8/ Trump aide calls Guantanamo Bay an “incredibly important intelligence asset”. The Obama administration and human rights groups spent eight years attempting to close the facility, calling it a stain on America’s reputation around the world. (ABC News)

9/ The Anti-Defamation League received a bomb threat to its New York headquarters, making it the latest in a series of threats targeting U.S. Jewish organizations. (The Atlantic)

10/ How Trump’s campaign staffers tried to keep him off Twitter. The trick? Ensure that his personal media consumption includes a steady stream of praise. And when no such praise was to be found, staff would turn to friendly outlets to drum some up. (Politico)

  • Kellyanne Conway sidelined from TV after making statements that were at odds with the administration’s official stance. Sources said the administration is enjoying a reprieve from the controversy created by her appearances. (CNN)

11/ The White House recently deleted all of the data on its open data portal, which serves as the public clearinghouse for data on everything from federal budgets to climate change initiatives. Most of this data should still be available through an archived version of the portal. (The Hill)

poll/ Support for Obamacare is rising. Voters are now split evenly on the Affordable Care Act: 45% of registered voters approve of the law, and 45% disapprove. Before Trump took office, the poll showed only 41% of voters approved vs 52% who disapproved. (Politico)

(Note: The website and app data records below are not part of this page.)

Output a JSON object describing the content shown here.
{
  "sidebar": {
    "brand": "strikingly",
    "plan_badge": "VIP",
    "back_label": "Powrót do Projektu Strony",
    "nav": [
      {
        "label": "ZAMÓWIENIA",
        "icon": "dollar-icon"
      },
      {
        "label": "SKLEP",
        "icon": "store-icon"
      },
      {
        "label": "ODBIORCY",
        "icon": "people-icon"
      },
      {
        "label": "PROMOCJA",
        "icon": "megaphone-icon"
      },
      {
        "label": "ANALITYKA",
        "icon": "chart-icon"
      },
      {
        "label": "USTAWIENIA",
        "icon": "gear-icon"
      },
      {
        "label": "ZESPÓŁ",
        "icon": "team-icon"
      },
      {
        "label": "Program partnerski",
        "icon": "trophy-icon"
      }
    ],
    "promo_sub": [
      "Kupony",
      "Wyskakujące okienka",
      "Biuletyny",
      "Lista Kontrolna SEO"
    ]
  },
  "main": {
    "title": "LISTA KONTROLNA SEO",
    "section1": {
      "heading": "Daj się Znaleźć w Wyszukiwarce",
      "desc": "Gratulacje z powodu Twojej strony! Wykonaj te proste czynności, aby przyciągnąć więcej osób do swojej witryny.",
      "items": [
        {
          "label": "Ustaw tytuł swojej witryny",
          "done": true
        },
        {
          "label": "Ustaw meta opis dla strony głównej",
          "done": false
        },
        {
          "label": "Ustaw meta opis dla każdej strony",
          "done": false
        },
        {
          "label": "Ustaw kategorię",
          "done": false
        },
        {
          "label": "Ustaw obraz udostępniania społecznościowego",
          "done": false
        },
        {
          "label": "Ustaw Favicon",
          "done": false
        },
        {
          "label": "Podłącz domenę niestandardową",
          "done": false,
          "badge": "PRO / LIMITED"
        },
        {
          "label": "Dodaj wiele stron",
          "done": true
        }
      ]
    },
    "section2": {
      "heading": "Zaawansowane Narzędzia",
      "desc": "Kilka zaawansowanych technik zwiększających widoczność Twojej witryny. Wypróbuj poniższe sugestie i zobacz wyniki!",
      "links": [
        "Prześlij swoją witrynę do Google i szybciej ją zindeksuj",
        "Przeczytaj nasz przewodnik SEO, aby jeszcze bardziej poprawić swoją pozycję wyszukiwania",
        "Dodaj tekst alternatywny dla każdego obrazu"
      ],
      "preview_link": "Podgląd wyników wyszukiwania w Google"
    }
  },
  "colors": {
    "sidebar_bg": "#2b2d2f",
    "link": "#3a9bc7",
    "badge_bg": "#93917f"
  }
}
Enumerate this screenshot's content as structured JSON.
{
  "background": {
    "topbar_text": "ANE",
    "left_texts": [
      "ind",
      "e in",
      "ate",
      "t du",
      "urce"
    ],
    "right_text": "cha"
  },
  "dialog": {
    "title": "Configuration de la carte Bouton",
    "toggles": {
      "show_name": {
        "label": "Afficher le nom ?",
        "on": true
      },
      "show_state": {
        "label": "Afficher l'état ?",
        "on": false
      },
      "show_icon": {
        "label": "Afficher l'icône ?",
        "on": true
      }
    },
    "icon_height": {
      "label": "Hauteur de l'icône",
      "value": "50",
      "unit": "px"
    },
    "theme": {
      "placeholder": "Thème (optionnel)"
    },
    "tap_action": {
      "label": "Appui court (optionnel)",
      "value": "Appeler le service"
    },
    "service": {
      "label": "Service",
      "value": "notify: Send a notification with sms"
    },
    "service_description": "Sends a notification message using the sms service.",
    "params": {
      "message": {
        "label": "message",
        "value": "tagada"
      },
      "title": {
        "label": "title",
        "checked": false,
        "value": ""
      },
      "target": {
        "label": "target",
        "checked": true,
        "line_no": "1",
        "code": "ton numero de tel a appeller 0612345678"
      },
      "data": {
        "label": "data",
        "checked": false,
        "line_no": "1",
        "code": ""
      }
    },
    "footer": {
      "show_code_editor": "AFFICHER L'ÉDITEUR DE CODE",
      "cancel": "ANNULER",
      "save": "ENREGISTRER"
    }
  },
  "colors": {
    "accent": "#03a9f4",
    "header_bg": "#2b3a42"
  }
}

poll/ Majority of Americans worried about war. Nearly two-thirds of Americans are worried that the U.S. will become engaged in a major war in the next four years; 62% think that U.S. should take into account the interests of its NATO allies, even if it means making compromises with them. (NBC News)

poll/ Americans overwhelmingly oppose sanctuary cities, believing that cities that arrest undocumented immigrants for crimes should turn them over to federal authorities. Hundreds of cities across the nation are refusing to do so. The top 10 sanctuary cities in the U.S. receive $2.27 billion in federal funding for programs ranging from public health services to early childhood education. Trump’s executive order directs Homeland Security Secretary John Kelly to find ways to starve these cities of federal funding. (The Hill)